An innovative environmental art exhibit, Paradise Lost: Climate Change in the North Woods, will be on display at Olbrich Botanical Gardens from January 12 through February 8. The exhibit is a joint project of the UW-Madison Center for Biology Education, the Department for Forest and Wildlife Ecology and Olbrich Botanical Gardens.
Climate Change in the North Woods is free and open to the public daily from January 12 to February 8, from 10 a.m. to 4 p.m. daily.
Twenty artists, seven scientists, and six educators met in May 2006 to learn about climate change and the role that art might play in increasing public awareness of the issue. The result, Paradise Lost? Climate Change in the North Woods, is a free environmental art exhibit that addresses how Wisconsin’s North Woods may be affected by global warming. Local scientists believe that by 2080, the Wisconsin climate will become more like Arkansas. Madison’s mean summer temperature, currently 67 degrees Fahrenheit, will likely rise to 87 degrees Fahrenheit. Meanwhile, Wisconsin’s coniferous North Woods may gradually transition into an oak savannah, a forest type currently found much further south.
Paradise Lost? includes paintings, drawings, quilting, sculptures, weaving, batik, mixed media, poetry, essays, and music. Scientific information is intermingled, creating a stimulating, thought-provoking exhibit that blends art and science, and encourages everyone to take action to help minimize global warming.
Themes of the exhibit are Consider Climate Change – human impacts on climate, past records, and expected changes; Celebrate the Cold – Wisconsin’s unique northern ecosystem and elements of its beauty and function that we stand to lose with a warmer climate; and Alter the Course – actions we can take, individually and collectively, to reduce greenhouse gas emissions and preserve Wisconsin’s North Woods paradise.
Paradise Lost? is coordinated by the University of Wisconsin – Madison’s Center for Biology Education, the UW-Madison Department of Forest and Wildlife Ecology, the Center for Limnology, and by the North Lakeland Discovery Center in Manitowish Waters, Wisconsin. The project was made possible by a grant from the Ira and Ineva Reilly Baldwin Wisconsin Idea Endowment, with additional supporting grants from the Madison Arts Commission, including additional funds from the Wisconsin Arts Board, the Bruning Foundation, and the Nelson Institute for Environmental Studies.

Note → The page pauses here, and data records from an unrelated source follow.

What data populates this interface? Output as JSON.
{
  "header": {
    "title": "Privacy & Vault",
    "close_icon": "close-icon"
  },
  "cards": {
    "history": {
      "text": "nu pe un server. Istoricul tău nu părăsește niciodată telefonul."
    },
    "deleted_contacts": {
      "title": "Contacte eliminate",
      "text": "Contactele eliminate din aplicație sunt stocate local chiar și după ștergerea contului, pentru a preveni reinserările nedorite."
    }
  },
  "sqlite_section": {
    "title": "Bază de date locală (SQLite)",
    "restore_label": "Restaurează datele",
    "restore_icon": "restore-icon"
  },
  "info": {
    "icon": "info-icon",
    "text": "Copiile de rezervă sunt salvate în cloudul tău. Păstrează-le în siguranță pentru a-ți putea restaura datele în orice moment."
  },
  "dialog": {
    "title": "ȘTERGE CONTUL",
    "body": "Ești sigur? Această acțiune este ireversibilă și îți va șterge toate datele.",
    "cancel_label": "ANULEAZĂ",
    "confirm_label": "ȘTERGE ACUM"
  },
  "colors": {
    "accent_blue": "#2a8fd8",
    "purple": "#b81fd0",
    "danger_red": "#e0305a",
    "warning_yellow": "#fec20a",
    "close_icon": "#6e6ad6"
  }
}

For more information call 608-246-4550. Olbrich Botanical Gardens is located in Madison, Wisconsin on the shore of Lake Monona at 3330 Atwood Avenue. Visit Olbrich’s website at www.olbrich.org.